Power failure, COVID-19 outbreak and production shut-in at various crude oil terminals prevented the production of 3.31 million barrels of oil valued at about N88.76bn in one month.
Updates on key setbacks that affected oil production in the month of March 2021, as posted by the Nigerian National Petroleum Corporation on its website on Monday, showed that power failure alone stalled the production of one million barrels of oil.
Further analysis of the report showed that a total of 500 vandalised pipeline points were recorded between March 2020 and March 2021.
On crude oil losses, figures from the oil firm indicated that the Bonga Terminal lost the highest volume of crude oil (one million barrels), followed by the Forcados Terminal (720,000 barrels).
The Abo, Egina and Bonny terminals also recorded crude oil losses, as they could not produce 400,000 barrels, 600,000 barrels and 590,000 barrels respectively.
Industry figures on the price of Brent, the crude against which Nigeria’s oil is priced, showed that the average cost of the commodity in March this year was $65.41 per barrel.
Therefore, for the 3,310,000 barrels of crude oil that was not produced during the review month, Nigeria lost about $216.51m (N88.768bn at the official N410/$ exchange rate).
Explaining the setbacks that affected crude oil production in the latest report, the corporation stated that at the Forcados Terminal, injection into the facility was curtailed due to repairs at Oteghele, Eresiggbere and Chanomi/Odid.
It added that receipts were curtailed at Forcados due to leaks observed along the Trans Forcados Pipeline and subsequent repairs of the TFP.
“The cumulative loss for the period was 720,000 bbls (barrels),” the oil firm stated.
At the Abo Terminal, it said production shut down occurred due to COVID-19 outbreak at the terminal, as this amounted to a cumulative loss of 400,000 barrels.
On what happened at the Bonga Terminal, the corporation said, “Power outage resulted in a shutdown on January 1. This gave an aggregate loss of 1,000,000 barrels.”
For the Egina Terminal, it stated that there was production shut-in due to pigging activities, resulting in a cumulative loss of production within the period of 600,000 barrels.
At the Bonny Terminal, NNPC said, “Aiteo closed in some wells due to flow line leak and Ohaji was shut down due to leak on Egbema/Assa trunk line.
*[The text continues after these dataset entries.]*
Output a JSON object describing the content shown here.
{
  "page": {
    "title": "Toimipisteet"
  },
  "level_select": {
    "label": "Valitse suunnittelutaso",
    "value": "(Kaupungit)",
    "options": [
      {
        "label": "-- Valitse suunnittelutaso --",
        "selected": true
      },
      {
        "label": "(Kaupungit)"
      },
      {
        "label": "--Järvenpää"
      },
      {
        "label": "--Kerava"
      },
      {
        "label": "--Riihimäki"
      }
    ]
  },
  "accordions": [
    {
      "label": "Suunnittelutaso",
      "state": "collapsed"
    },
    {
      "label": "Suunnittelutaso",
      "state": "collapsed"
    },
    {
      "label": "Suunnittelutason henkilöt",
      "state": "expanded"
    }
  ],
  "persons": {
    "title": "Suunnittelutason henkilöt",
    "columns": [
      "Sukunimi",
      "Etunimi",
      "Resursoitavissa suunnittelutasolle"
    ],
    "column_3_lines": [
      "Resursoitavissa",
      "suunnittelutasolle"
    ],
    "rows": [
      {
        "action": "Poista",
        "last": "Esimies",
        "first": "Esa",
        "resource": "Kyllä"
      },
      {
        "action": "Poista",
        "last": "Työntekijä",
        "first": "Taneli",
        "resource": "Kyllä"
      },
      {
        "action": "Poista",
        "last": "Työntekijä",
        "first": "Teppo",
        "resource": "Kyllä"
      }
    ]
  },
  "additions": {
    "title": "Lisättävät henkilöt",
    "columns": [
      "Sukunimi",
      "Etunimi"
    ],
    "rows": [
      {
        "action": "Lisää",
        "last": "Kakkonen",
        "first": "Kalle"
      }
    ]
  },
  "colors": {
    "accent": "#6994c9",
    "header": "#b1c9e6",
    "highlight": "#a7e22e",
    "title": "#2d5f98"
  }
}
These amounted to aggregate loss of 590,000 barrels.”
On products theft and pipeline security, it stated that these issues had continued to destroy value and put NNPC at disadvantaged competitive position.
“A total of 500 vandalised points have been recorded between March 2020 to March 2021,” the corporation stated.
NNPC’s Group General Manager, Group Public Affairs Division, Kennie Obateru, said the oil firm was in collaboration with the local communities and other stakeholders on how to address the menace.
He said the corporation and its partners had continuously strived to reduce and eventually eliminate pipeline vandalism and other acts that impact negatively on production.